Al Bowardi said: “The late Sheikh Zayed was not satisfied with merely reviving this sustainable tradition, so he initiated an institutional programme for releasing falcons 30 years ago — not only returning wild falcons to their remote habitats in Kazakhstan, China, Russia and other migration and breeding areas, but also rehabilitating them to adapt to the wilderness. In addition to conducting scientific studies and research to identify their biological characteristics, habitats, and migration paths.

“In addition to the continuation of Sheikh Zayed Falcon Release Programme, the initiatives of His Highness Sheikh Mohamed bin Zayed Al Nahyan, President of the UAE, continue to protect wildlife and help preserve the natural balance of the planet.

“Examples of such initiatives include reducing the effects of electrocution on falcons and other birds of prey in Mongolia, reducing the risk of electrocution on 27,000 electricity poles, which helped save an estimated 18,000 birds of prey annually, of which approximately 4,000 are Saker falcons. Five thousand artificial nests were also created in Mongolia, estimated to contribute to the production of 25,000 Saker falcon chicks within 15 years, which will boost their numbers in the wild. A joint project is also being implemented in Bulgaria with the Green Balkans organisation to help Saker Falcons reproduce in artificial nests that constitute launch pads for the falcons into their natural habitats, with the aim of restoring their deteriorating population in the southern Balkans.

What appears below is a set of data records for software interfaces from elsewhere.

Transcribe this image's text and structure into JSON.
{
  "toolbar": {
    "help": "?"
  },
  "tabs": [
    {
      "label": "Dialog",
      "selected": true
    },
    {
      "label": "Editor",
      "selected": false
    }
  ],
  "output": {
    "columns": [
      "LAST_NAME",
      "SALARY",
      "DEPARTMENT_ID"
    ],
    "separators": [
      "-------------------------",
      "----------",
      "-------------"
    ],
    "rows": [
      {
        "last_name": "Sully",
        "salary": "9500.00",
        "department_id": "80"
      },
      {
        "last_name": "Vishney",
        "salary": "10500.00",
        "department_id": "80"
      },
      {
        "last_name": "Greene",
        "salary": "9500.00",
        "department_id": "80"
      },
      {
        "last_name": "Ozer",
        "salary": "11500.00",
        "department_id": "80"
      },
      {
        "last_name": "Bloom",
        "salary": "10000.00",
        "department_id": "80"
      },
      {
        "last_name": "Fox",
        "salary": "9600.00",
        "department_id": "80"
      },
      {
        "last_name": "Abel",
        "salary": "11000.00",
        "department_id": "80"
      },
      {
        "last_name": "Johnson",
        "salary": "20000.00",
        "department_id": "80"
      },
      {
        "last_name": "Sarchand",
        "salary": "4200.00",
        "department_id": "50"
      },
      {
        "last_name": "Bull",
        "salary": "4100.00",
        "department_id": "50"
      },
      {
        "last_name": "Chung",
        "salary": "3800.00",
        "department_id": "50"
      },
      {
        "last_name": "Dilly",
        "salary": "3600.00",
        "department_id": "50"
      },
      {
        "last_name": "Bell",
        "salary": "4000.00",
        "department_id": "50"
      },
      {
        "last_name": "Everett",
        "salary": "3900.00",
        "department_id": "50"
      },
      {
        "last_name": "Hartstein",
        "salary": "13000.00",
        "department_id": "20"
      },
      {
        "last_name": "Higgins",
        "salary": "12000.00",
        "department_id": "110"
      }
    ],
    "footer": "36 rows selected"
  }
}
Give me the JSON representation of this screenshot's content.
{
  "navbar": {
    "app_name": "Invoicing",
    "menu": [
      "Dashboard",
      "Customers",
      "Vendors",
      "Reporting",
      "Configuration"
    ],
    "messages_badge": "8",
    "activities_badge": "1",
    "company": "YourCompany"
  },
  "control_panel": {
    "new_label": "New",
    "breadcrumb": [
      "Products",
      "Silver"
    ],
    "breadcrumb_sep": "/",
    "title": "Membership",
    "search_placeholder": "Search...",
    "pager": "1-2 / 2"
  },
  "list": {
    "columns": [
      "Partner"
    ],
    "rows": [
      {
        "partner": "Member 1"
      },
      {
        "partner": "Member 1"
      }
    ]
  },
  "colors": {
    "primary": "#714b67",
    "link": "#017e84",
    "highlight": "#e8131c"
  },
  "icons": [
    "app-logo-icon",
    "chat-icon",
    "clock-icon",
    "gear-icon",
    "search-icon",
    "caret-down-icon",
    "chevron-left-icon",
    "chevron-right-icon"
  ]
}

“In the same context, the Mohamed Bin Zayed Raptor Conservation Fund is cooperating with the Peregrine Fund in the United States to assess the effects of climate change on Arctic birds of prey, including the estimation of survival rates and protection priorities for the Peregrine falcon in North America. We also continue to work with other partners around the world to develop new projects to achieve comprehensive strategic outcomes and develop local capabilities in raptor research and conservation methods.”


He recommended the successful partnership that helped in the success of the Sheikh Zayed Falcon Release Programme and expressed his gratitude to the Kazakh authorities for their contribution and efforts in facilitating the joint team’s work to implement the programme. The efforts aim to enhance Abu Dhabi’s efforts to preserve vulnerable falcon species, and support the principles of environmental sustainability, protection of biodiversity and preservation of wild species.


Veterinary examinations

All falcons of the Sheikh Zayed Falcon Release Programme have undergone a comprehensive set of veterinary examinations and intensive training. In addition to the usual identification rings, all falcons were implanted with electronic chips, and a representative sample of 10 falcons (five falcons of each type) were equipped with tracking devices connected to satellites with batteries powered by solar energy. The measures enable the monitoring of survival rates, dispersal and migration paths, and collection of scientific data used to improve methods of rehabilitation, training, release and the selection of suitable sites for falcons every year.